The battle between the champions of individual freedom and the forces of authoritarian collectivism never ends. However, the battleground has largely shifted from the physical world to cyberspace.
In many ways, Friedrich Hayek anticipated the Internet. In his masterpiece, The Road to Serfdom, Hayek dissects the methods and objectives of socialism. He shows that centralized, top-down planning by experts can never achieve prosperity and inevitably leads to oppression. Hayek built on Ludwig von Mises' theory that constantly changing price signals are essential to the efficient allocation of resources; the “experts” can never possess the knowledge that is distributed among individual buyers and sellers. Plus, the only way that a central economic plan can be successfully implemented is by forcing everyone to obey. You can't have a central economic plan if there are people out there doing their own thing.
The Internet is like the free market.

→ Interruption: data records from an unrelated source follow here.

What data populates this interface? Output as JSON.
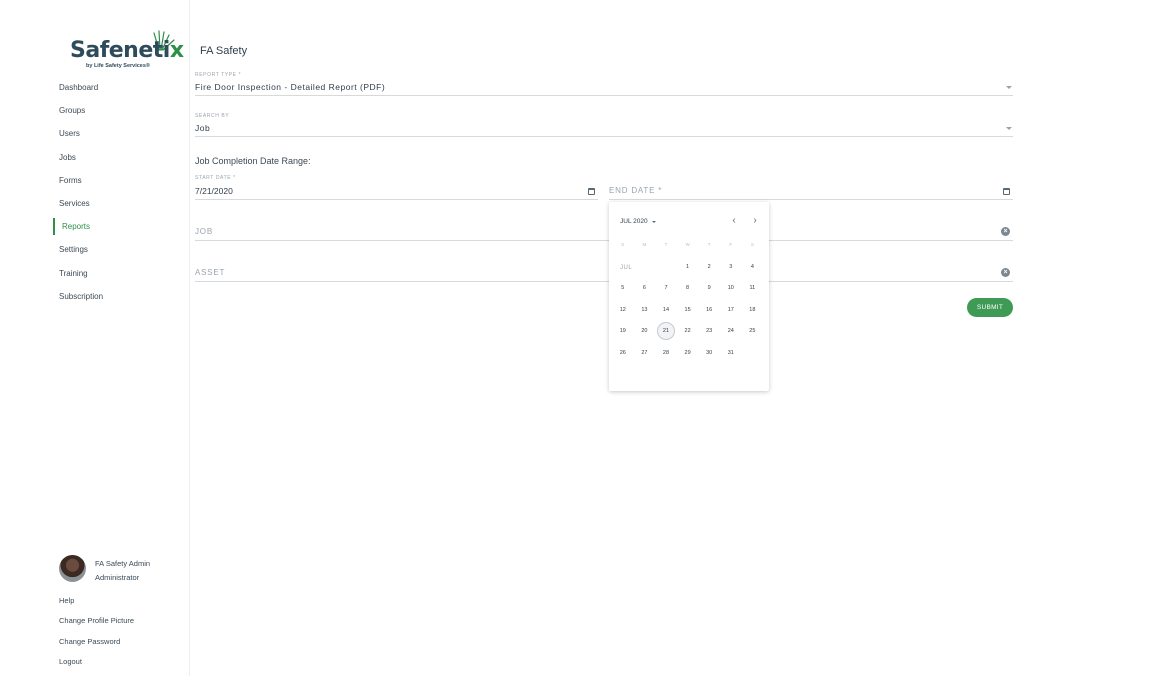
{
  "brand": {
    "name_main": "Safeneti",
    "name_x": "x",
    "tagline": "by Life Safety Services®",
    "accent": "#2e8f47"
  },
  "sidebar": {
    "items": [
      {
        "label": "Dashboard",
        "active": false
      },
      {
        "label": "Groups",
        "active": false
      },
      {
        "label": "Users",
        "active": false
      },
      {
        "label": "Jobs",
        "active": false
      },
      {
        "label": "Forms",
        "active": false
      },
      {
        "label": "Services",
        "active": false
      },
      {
        "label": "Reports",
        "active": true
      },
      {
        "label": "Settings",
        "active": false
      },
      {
        "label": "Training",
        "active": false
      },
      {
        "label": "Subscription",
        "active": false
      }
    ]
  },
  "user": {
    "name": "FA Safety Admin",
    "role": "Administrator"
  },
  "bottom_links": [
    "Help",
    "Change Profile Picture",
    "Change Password",
    "Logout"
  ],
  "main": {
    "title": "FA Safety",
    "report_type": {
      "label": "REPORT TYPE *",
      "value": "Fire Door Inspection - Detailed Report (PDF)"
    },
    "search_by": {
      "label": "SEARCH BY",
      "value": "Job"
    },
    "date_range_label": "Job Completion Date Range:",
    "start_date": {
      "label": "START DATE *",
      "value": "7/21/2020"
    },
    "end_date": {
      "placeholder": "END DATE *"
    },
    "job": {
      "placeholder": "JOB"
    },
    "asset": {
      "placeholder": "ASSET"
    },
    "submit_label": "SUBMIT"
  },
  "calendar": {
    "header": "JUL 2020",
    "month_label": "JUL",
    "weekdays": [
      "S",
      "M",
      "T",
      "W",
      "T",
      "F",
      "S"
    ],
    "weeks": [
      [
        "",
        "",
        "",
        "1",
        "2",
        "3",
        "4"
      ],
      [
        "5",
        "6",
        "7",
        "8",
        "9",
        "10",
        "11"
      ],
      [
        "12",
        "13",
        "14",
        "15",
        "16",
        "17",
        "18"
      ],
      [
        "19",
        "20",
        "21",
        "22",
        "23",
        "24",
        "25"
      ],
      [
        "26",
        "27",
        "28",
        "29",
        "30",
        "31",
        ""
      ]
    ],
    "selected_day": "21"
  }
}
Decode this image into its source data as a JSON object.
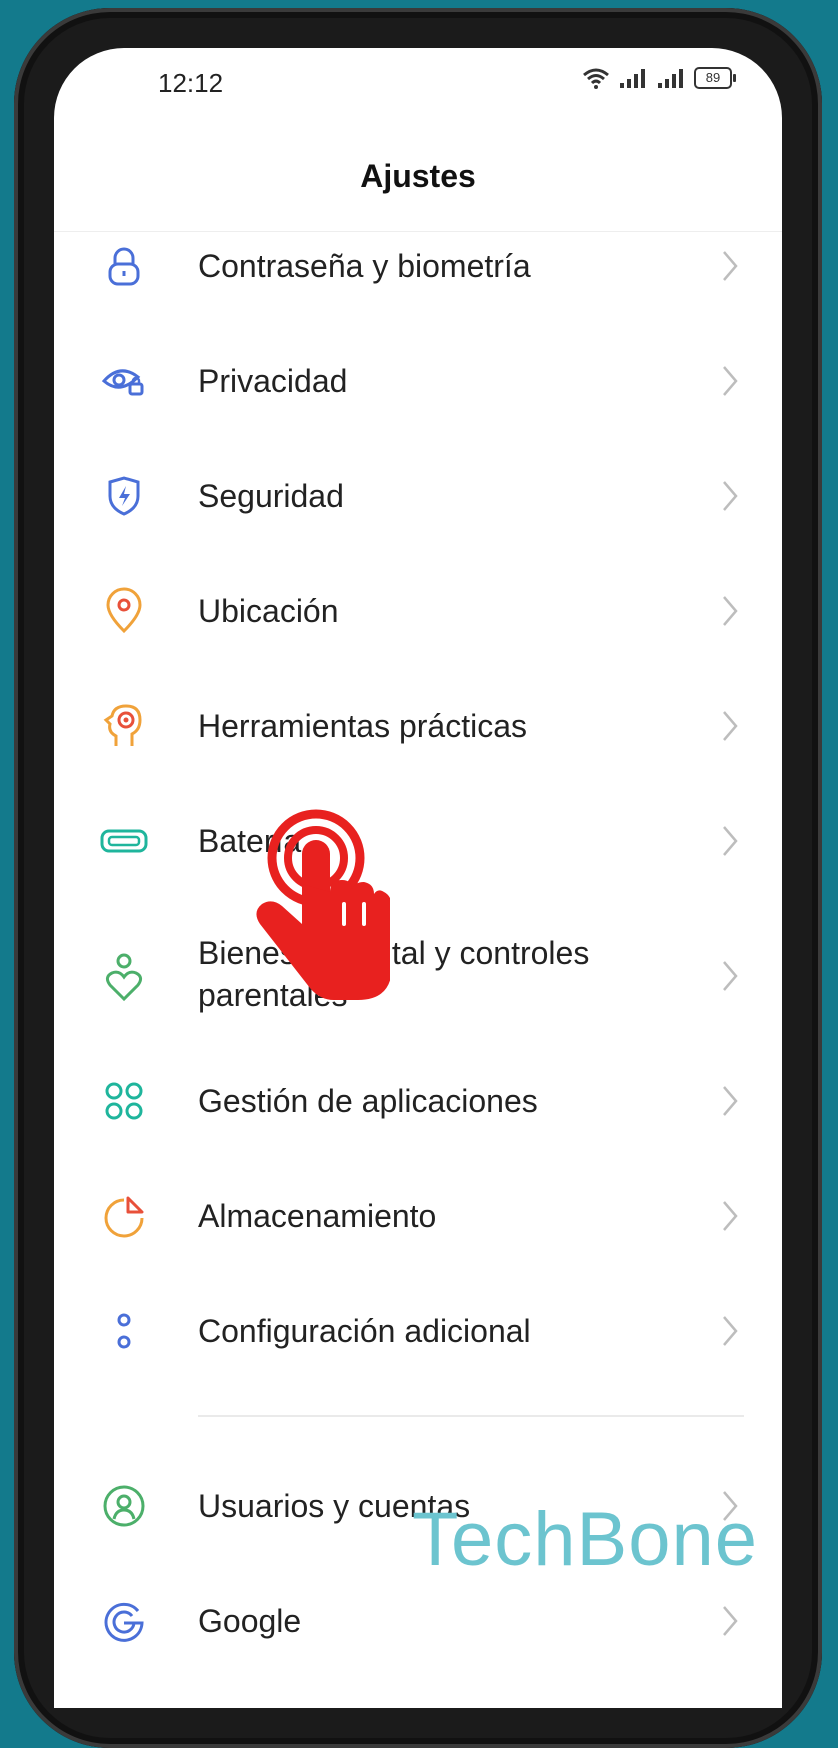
{
  "status_bar": {
    "time": "12:12",
    "battery": "89"
  },
  "header": {
    "title": "Ajustes"
  },
  "settings_items": [
    {
      "label": "Contraseña y biometría",
      "icon": "lock-icon"
    },
    {
      "label": "Privacidad",
      "icon": "privacy-eye-icon"
    },
    {
      "label": "Seguridad",
      "icon": "shield-icon"
    },
    {
      "label": "Ubicación",
      "icon": "location-pin-icon"
    },
    {
      "label": "Herramientas prácticas",
      "icon": "tools-head-icon"
    },
    {
      "label": "Batería",
      "icon": "battery-icon"
    },
    {
      "label": "Bienestar digital y controles parentales",
      "icon": "wellbeing-icon"
    },
    {
      "label": "Gestión de aplicaciones",
      "icon": "apps-icon"
    },
    {
      "label": "Almacenamiento",
      "icon": "storage-pie-icon"
    },
    {
      "label": "Configuración adicional",
      "icon": "additional-settings-icon"
    },
    {
      "label": "Usuarios y cuentas",
      "icon": "user-icon"
    },
    {
      "label": "Google",
      "icon": "google-icon"
    }
  ],
  "watermark": "TechBone",
  "colors": {
    "background": "#137a8c",
    "tap_indicator": "#e8211f",
    "watermark": "#6cc4cf"
  }
}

It succeeded as a decentralized, self-organized network. Experts in various specialties contributed to its growth, but there never was a master plan. In fact, the way in which the Internet succeeded and the scale of its success surprised everyone.
However, the forces of authoritarian collectivism don’t give up easily. In the physical world, they have tried both violent revolution and gradual reform to achieve their ends. In cyberspace, the two biggest threats are attempts to regulate the Internet (e.g., “net neutrality”) and a broader movement to limit or even abolish intellectual property rights (e.g., Eben Moglen’s The DotCommunist Manifesto).

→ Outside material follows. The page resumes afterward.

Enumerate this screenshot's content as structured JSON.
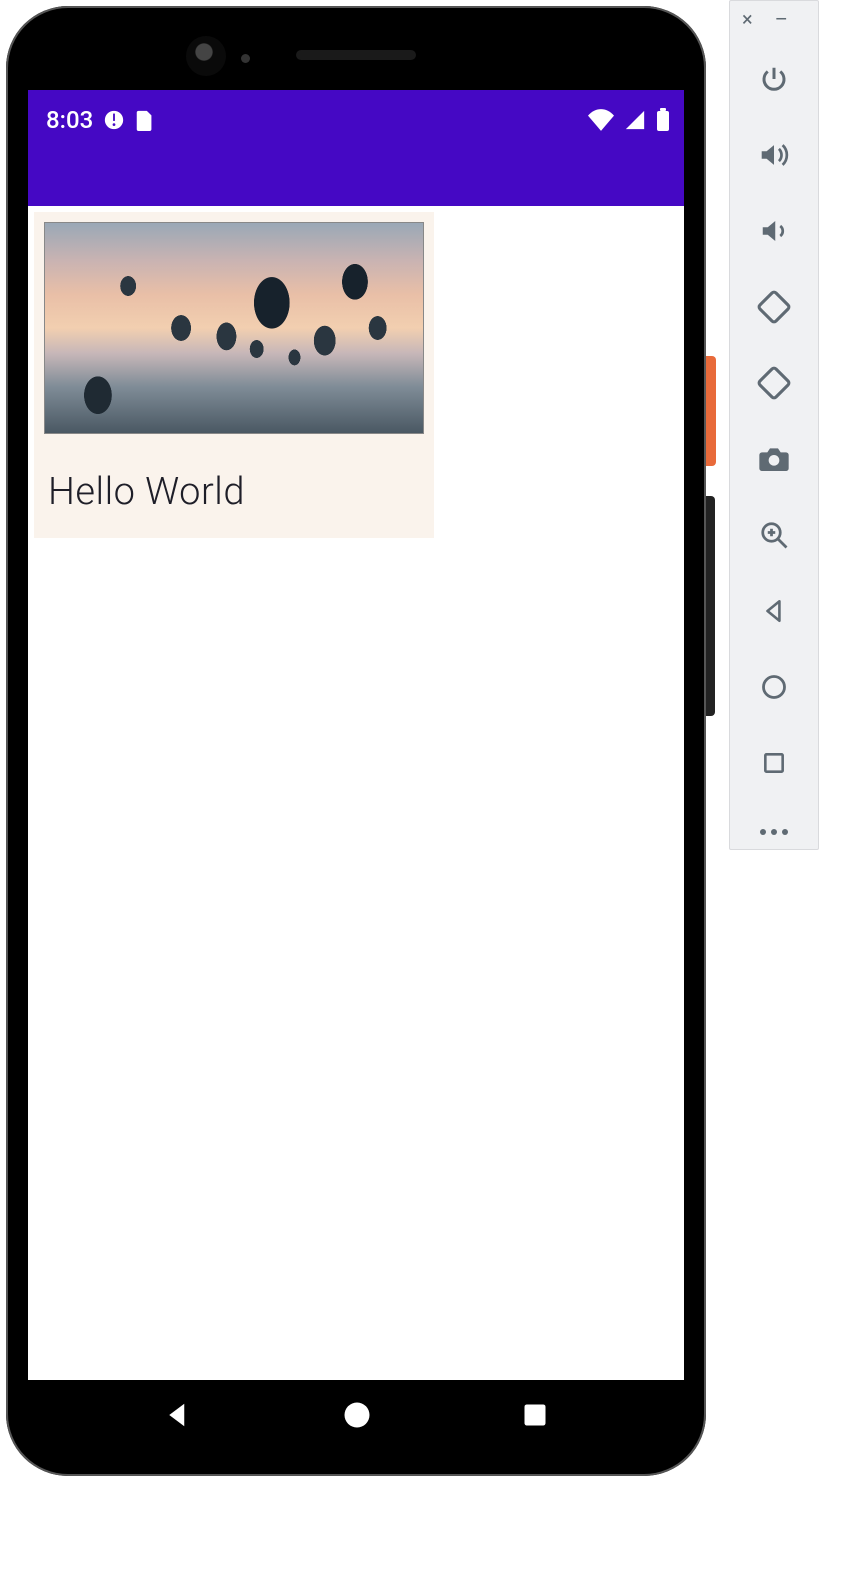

The worrisome part is that the enemies of liberty have learned how to disguise their objectives through the clever use of language. Instead of admitting that they want to regulate the Internet they pretend that they are trying to preserve it. Instead of admitting that they want to abolish private intellectual property they pretend they are defending freedom of speech. For example, the Free Software Foundation says “To understand the concept, you should think of ‘free’ as in ‘free speech’, not as in ‘free beer’.”

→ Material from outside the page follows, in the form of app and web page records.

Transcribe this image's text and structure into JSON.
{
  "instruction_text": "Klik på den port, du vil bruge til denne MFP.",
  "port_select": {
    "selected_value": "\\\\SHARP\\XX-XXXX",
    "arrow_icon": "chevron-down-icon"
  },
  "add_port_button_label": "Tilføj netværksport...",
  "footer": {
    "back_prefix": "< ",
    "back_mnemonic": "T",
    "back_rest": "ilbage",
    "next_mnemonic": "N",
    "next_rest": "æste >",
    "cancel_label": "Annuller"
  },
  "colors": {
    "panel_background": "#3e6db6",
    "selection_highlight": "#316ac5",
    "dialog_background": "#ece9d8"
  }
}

That’s nonsense. Redistributing someone else’s creation without asking or paying for permission isn't free speech—it’s freeloading.